══ Records for this exercise

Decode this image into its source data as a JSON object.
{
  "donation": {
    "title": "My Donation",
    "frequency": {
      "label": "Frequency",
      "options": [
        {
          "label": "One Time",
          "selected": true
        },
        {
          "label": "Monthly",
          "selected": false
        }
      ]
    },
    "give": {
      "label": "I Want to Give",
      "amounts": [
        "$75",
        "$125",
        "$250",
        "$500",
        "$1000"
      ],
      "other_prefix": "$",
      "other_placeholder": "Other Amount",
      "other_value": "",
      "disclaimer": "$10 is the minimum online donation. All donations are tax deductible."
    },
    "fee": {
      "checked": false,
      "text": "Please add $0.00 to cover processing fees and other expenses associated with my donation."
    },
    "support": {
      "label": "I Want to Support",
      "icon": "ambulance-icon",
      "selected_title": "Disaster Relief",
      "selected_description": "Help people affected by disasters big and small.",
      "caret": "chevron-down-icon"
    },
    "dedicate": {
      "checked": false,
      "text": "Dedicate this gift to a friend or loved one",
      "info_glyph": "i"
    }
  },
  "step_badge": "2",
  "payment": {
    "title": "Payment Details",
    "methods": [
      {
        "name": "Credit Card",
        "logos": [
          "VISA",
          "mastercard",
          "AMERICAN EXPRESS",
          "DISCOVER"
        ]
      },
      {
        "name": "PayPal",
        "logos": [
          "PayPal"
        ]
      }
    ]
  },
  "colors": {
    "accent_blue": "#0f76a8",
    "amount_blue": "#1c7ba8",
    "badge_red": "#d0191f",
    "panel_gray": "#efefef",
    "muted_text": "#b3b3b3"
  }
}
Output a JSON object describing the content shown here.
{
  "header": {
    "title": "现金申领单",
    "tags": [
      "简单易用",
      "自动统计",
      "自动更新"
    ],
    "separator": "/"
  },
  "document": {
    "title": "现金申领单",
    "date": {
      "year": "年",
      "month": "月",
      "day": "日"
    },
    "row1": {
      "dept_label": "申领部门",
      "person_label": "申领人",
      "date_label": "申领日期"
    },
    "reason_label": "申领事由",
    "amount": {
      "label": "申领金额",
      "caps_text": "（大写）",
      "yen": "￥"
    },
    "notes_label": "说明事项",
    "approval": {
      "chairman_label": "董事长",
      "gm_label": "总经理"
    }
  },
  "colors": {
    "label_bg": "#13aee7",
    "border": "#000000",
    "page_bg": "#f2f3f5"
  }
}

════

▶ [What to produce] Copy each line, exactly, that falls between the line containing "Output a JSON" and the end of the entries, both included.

▶ [Result below]
Output a JSON object describing the content shown here.
{
  "header": {
    "title": "现金申领单",
    "tags": [
      "简单易用",
      "自动统计",
      "自动更新"
    ],
    "separator": "/"
  },
  "document": {
    "title": "现金申领单",
    "date": {
      "year": "年",
      "month": "月",
      "day": "日"
    },
    "row1": {
      "dept_label": "申领部门",
      "person_label": "申领人",
      "date_label": "申领日期"
    },
    "reason_label": "申领事由",
    "amount": {
      "label": "申领金额",
      "caps_text": "（大写）",
      "yen": "￥"
    },
    "notes_label": "说明事项",
    "approval": {
      "chairman_label": "董事长",
      "gm_label": "总经理"
    }
  },
  "colors": {
    "label_bg": "#13aee7",
    "border": "#000000",
    "page_bg": "#f2f3f5"
  }
}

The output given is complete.